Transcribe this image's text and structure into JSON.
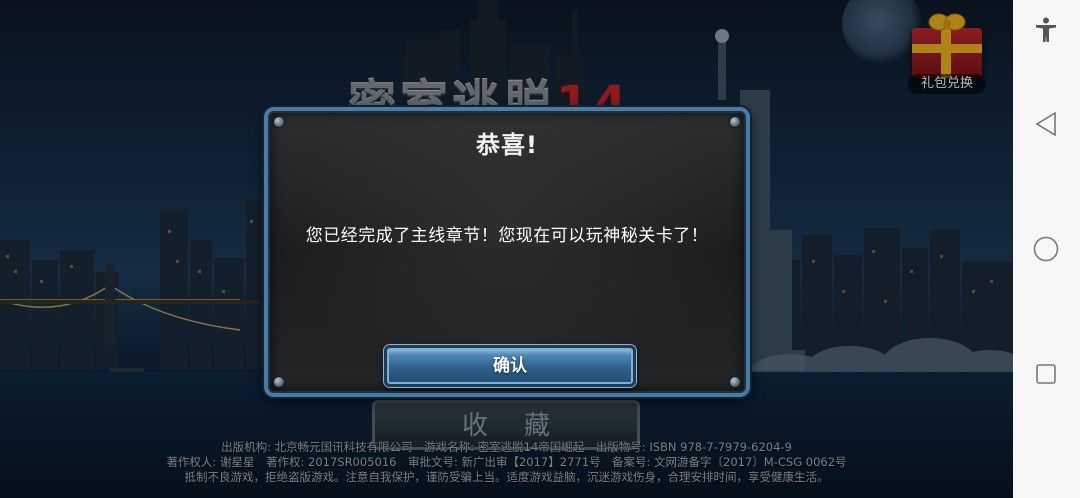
{
  "gift": {
    "label": "礼包兑换",
    "icon": "gift-box-icon",
    "colors": {
      "box": "#c1272d",
      "ribbon": "#f0b81e"
    }
  },
  "logo": {
    "text": "密室逃脱",
    "number": "14"
  },
  "dialog": {
    "title": "恭喜!",
    "message": "您已经完成了主线章节！您现在可以玩神秘关卡了！",
    "confirm_label": "确认"
  },
  "collect_label": "收藏",
  "footer": {
    "line1": "出版机构: 北京畅元国讯科技有限公司　游戏名称: 密室逃脱14帝国崛起　出版物号: ISBN 978-7-7979-6204-9",
    "line2": "著作权人: 谢星星　著作权: 2017SR005016　审批文号: 新广出审【2017】2771号　备案号: 文网游备字〔2017〕M-CSG 0062号",
    "line3": "抵制不良游戏，拒绝盗版游戏。注意自我保护，谨防受骗上当。适度游戏益脑，沉迷游戏伤身，合理安排时间，享受健康生活。"
  },
  "navbar": {
    "accessibility": "accessibility-icon",
    "back": "back-triangle-icon",
    "home": "home-circle-icon",
    "recents": "recents-square-icon"
  },
  "theme": {
    "dialog_border": "#4c7aa0",
    "confirm_button": "#2f5f8c"
  }
}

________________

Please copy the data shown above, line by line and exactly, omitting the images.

**Task output**
Transcribe this image's text and structure into JSON.
{
  "gift": {
    "label": "礼包兑换",
    "icon": "gift-box-icon",
    "colors": {
      "box": "#c1272d",
      "ribbon": "#f0b81e"
    }
  },
  "logo": {
    "text": "密室逃脱",
    "number": "14"
  },
  "dialog": {
    "title": "恭喜!",
    "message": "您已经完成了主线章节！您现在可以玩神秘关卡了！",
    "confirm_label": "确认"
  },
  "collect_label": "收藏",
  "footer": {
    "line1": "出版机构: 北京畅元国讯科技有限公司　游戏名称: 密室逃脱14帝国崛起　出版物号: ISBN 978-7-7979-6204-9",
    "line2": "著作权人: 谢星星　著作权: 2017SR005016　审批文号: 新广出审【2017】2771号　备案号: 文网游备字〔2017〕M-CSG 0062号",
    "line3": "抵制不良游戏，拒绝盗版游戏。注意自我保护，谨防受骗上当。适度游戏益脑，沉迷游戏伤身，合理安排时间，享受健康生活。"
  },
  "navbar": {
    "accessibility": "accessibility-icon",
    "back": "back-triangle-icon",
    "home": "home-circle-icon",
    "recents": "recents-square-icon"
  },
  "theme": {
    "dialog_border": "#4c7aa0",
    "confirm_button": "#2f5f8c"
  }
}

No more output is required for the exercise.